### Work item
Using the data that follows, say how many lines contain the word "icon", giving the number by itself.

Component data from apps and pages:
________________________________________

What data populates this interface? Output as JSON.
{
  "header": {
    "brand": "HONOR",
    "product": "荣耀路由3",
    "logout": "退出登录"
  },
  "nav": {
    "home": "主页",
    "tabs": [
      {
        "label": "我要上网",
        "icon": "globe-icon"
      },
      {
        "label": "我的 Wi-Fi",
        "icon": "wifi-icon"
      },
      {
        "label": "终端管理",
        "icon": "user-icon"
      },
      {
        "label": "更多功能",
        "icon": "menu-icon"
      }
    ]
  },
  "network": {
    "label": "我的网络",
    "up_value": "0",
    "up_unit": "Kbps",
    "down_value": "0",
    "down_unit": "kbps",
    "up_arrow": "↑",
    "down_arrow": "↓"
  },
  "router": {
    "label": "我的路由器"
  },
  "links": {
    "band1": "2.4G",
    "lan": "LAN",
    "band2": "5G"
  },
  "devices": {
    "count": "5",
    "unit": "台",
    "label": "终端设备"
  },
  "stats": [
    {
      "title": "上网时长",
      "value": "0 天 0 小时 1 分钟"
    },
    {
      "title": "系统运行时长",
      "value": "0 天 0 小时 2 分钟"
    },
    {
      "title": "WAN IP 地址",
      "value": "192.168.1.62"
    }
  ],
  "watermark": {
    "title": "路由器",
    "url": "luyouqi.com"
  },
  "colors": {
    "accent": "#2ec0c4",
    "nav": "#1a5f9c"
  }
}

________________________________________

### Answer space
4